--- RECORDS SUPPLIED ---

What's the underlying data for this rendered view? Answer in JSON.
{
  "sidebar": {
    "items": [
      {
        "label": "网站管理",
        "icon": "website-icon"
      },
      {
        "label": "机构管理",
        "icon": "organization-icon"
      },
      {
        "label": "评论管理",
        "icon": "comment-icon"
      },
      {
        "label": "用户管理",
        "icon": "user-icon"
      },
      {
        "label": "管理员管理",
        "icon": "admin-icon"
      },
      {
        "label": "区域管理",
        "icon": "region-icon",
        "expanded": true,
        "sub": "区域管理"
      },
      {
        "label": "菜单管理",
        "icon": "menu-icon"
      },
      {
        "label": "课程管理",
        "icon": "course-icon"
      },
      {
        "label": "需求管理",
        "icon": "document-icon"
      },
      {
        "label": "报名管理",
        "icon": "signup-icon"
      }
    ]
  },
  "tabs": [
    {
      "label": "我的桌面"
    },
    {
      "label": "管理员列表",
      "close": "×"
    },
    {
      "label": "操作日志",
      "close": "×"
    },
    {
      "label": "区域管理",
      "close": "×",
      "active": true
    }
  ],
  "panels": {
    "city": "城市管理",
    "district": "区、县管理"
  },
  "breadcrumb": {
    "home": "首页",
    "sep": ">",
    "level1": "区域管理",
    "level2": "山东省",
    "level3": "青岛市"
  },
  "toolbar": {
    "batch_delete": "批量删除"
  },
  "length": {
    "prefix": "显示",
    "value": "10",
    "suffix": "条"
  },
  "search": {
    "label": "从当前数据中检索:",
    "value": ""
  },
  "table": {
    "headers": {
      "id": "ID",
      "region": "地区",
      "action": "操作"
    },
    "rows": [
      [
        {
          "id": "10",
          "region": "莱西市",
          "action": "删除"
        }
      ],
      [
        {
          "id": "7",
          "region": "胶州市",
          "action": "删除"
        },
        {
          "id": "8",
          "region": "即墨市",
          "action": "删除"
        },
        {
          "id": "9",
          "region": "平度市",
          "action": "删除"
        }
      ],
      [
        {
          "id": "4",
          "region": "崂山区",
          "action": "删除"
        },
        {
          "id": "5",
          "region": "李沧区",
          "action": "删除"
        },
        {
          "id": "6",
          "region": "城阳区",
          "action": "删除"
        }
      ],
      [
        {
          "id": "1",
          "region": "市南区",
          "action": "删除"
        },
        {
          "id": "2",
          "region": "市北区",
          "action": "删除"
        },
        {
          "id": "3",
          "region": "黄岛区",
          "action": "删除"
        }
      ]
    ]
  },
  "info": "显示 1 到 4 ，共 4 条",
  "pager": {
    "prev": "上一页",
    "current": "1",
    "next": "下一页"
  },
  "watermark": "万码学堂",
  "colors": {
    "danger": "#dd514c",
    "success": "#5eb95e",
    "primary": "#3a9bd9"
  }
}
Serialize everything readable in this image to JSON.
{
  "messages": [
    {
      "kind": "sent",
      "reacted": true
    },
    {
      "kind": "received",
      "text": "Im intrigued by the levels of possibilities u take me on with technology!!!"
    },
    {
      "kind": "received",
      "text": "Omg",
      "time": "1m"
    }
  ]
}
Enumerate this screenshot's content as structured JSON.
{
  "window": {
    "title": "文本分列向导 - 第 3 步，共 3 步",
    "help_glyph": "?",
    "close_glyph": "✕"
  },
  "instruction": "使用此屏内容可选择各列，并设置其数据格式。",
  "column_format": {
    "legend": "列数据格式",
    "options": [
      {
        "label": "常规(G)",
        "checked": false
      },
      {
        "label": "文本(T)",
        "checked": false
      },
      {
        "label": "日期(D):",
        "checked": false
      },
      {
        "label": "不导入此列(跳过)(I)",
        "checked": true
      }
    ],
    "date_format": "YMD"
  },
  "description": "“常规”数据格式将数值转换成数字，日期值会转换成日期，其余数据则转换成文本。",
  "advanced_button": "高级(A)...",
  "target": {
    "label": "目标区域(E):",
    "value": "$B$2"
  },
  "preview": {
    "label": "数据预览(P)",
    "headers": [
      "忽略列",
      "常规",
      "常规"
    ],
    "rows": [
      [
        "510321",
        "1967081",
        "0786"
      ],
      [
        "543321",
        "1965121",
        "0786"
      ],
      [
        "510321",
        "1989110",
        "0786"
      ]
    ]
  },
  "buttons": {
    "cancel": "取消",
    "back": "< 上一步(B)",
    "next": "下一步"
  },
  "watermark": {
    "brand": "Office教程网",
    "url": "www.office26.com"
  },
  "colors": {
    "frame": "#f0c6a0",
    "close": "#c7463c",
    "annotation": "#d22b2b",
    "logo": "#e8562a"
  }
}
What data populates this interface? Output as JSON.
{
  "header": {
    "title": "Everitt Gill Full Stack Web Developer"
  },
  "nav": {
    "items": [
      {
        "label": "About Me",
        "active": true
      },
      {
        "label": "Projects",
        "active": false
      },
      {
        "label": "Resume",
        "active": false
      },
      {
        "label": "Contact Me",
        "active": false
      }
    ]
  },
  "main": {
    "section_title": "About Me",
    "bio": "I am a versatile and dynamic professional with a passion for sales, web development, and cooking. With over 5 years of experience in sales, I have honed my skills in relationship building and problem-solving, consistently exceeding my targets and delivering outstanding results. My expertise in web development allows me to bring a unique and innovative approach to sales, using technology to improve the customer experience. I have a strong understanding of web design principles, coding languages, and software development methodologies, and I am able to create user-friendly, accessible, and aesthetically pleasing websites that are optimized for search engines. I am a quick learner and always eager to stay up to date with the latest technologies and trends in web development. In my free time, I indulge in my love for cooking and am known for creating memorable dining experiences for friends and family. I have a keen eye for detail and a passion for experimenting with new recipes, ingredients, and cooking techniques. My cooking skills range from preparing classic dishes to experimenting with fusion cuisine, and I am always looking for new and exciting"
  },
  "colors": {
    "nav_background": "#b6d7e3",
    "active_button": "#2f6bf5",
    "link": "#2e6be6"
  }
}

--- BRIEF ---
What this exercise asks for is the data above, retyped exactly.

--- ANSWER TO THIS EXERCISE ---
What's the underlying data for this rendered view? Answer in JSON.
{
  "sidebar": {
    "items": [
      {
        "label": "网站管理",
        "icon": "website-icon"
      },
      {
        "label": "机构管理",
        "icon": "organization-icon"
      },
      {
        "label": "评论管理",
        "icon": "comment-icon"
      },
      {
        "label": "用户管理",
        "icon": "user-icon"
      },
      {
        "label": "管理员管理",
        "icon": "admin-icon"
      },
      {
        "label": "区域管理",
        "icon": "region-icon",
        "expanded": true,
        "sub": "区域管理"
      },
      {
        "label": "菜单管理",
        "icon": "menu-icon"
      },
      {
        "label": "课程管理",
        "icon": "course-icon"
      },
      {
        "label": "需求管理",
        "icon": "document-icon"
      },
      {
        "label": "报名管理",
        "icon": "signup-icon"
      }
    ]
  },
  "tabs": [
    {
      "label": "我的桌面"
    },
    {
      "label": "管理员列表",
      "close": "×"
    },
    {
      "label": "操作日志",
      "close": "×"
    },
    {
      "label": "区域管理",
      "close": "×",
      "active": true
    }
  ],
  "panels": {
    "city": "城市管理",
    "district": "区、县管理"
  },
  "breadcrumb": {
    "home": "首页",
    "sep": ">",
    "level1": "区域管理",
    "level2": "山东省",
    "level3": "青岛市"
  },
  "toolbar": {
    "batch_delete": "批量删除"
  },
  "length": {
    "prefix": "显示",
    "value": "10",
    "suffix": "条"
  },
  "search": {
    "label": "从当前数据中检索:",
    "value": ""
  },
  "table": {
    "headers": {
      "id": "ID",
      "region": "地区",
      "action": "操作"
    },
    "rows": [
      [
        {
          "id": "10",
          "region": "莱西市",
          "action": "删除"
        }
      ],
      [
        {
          "id": "7",
          "region": "胶州市",
          "action": "删除"
        },
        {
          "id": "8",
          "region": "即墨市",
          "action": "删除"
        },
        {
          "id": "9",
          "region": "平度市",
          "action": "删除"
        }
      ],
      [
        {
          "id": "4",
          "region": "崂山区",
          "action": "删除"
        },
        {
          "id": "5",
          "region": "李沧区",
          "action": "删除"
        },
        {
          "id": "6",
          "region": "城阳区",
          "action": "删除"
        }
      ],
      [
        {
          "id": "1",
          "region": "市南区",
          "action": "删除"
        },
        {
          "id": "2",
          "region": "市北区",
          "action": "删除"
        },
        {
          "id": "3",
          "region": "黄岛区",
          "action": "删除"
        }
      ]
    ]
  },
  "info": "显示 1 到 4 ，共 4 条",
  "pager": {
    "prev": "上一页",
    "current": "1",
    "next": "下一页"
  },
  "watermark": "万码学堂",
  "colors": {
    "danger": "#dd514c",
    "success": "#5eb95e",
    "primary": "#3a9bd9"
  }
}
Serialize everything readable in this image to JSON.
{
  "messages": [
    {
      "kind": "sent",
      "reacted": true
    },
    {
      "kind": "received",
      "text": "Im intrigued by the levels of possibilities u take me on with technology!!!"
    },
    {
      "kind": "received",
      "text": "Omg",
      "time": "1m"
    }
  ]
}
Enumerate this screenshot's content as structured JSON.
{
  "window": {
    "title": "文本分列向导 - 第 3 步，共 3 步",
    "help_glyph": "?",
    "close_glyph": "✕"
  },
  "instruction": "使用此屏内容可选择各列，并设置其数据格式。",
  "column_format": {
    "legend": "列数据格式",
    "options": [
      {
        "label": "常规(G)",
        "checked": false
      },
      {
        "label": "文本(T)",
        "checked": false
      },
      {
        "label": "日期(D):",
        "checked": false
      },
      {
        "label": "不导入此列(跳过)(I)",
        "checked": true
      }
    ],
    "date_format": "YMD"
  },
  "description": "“常规”数据格式将数值转换成数字，日期值会转换成日期，其余数据则转换成文本。",
  "advanced_button": "高级(A)...",
  "target": {
    "label": "目标区域(E):",
    "value": "$B$2"
  },
  "preview": {
    "label": "数据预览(P)",
    "headers": [
      "忽略列",
      "常规",
      "常规"
    ],
    "rows": [
      [
        "510321",
        "1967081",
        "0786"
      ],
      [
        "543321",
        "1965121",
        "0786"
      ],
      [
        "510321",
        "1989110",
        "0786"
      ]
    ]
  },
  "buttons": {
    "cancel": "取消",
    "back": "< 上一步(B)",
    "next": "下一步"
  },
  "watermark": {
    "brand": "Office教程网",
    "url": "www.office26.com"
  },
  "colors": {
    "frame": "#f0c6a0",
    "close": "#c7463c",
    "annotation": "#d22b2b",
    "logo": "#e8562a"
  }
}
What data populates this interface? Output as JSON.
{
  "header": {
    "title": "Everitt Gill Full Stack Web Developer"
  },
  "nav": {
    "items": [
      {
        "label": "About Me",
        "active": true
      },
      {
        "label": "Projects",
        "active": false
      },
      {
        "label": "Resume",
        "active": false
      },
      {
        "label": "Contact Me",
        "active": false
      }
    ]
  },
  "main": {
    "section_title": "About Me",
    "bio": "I am a versatile and dynamic professional with a passion for sales, web development, and cooking. With over 5 years of experience in sales, I have honed my skills in relationship building and problem-solving, consistently exceeding my targets and delivering outstanding results. My expertise in web development allows me to bring a unique and innovative approach to sales, using technology to improve the customer experience. I have a strong understanding of web design principles, coding languages, and software development methodologies, and I am able to create user-friendly, accessible, and aesthetically pleasing websites that are optimized for search engines. I am a quick learner and always eager to stay up to date with the latest technologies and trends in web development. In my free time, I indulge in my love for cooking and am known for creating memorable dining experiences for friends and family. I have a keen eye for detail and a passion for experimenting with new recipes, ingredients, and cooking techniques. My cooking skills range from preparing classic dishes to experimenting with fusion cuisine, and I am always looking for new and exciting"
  },
  "colors": {
    "nav_background": "#b6d7e3",
    "active_button": "#2f6bf5",
    "link": "#2e6be6"
  }
}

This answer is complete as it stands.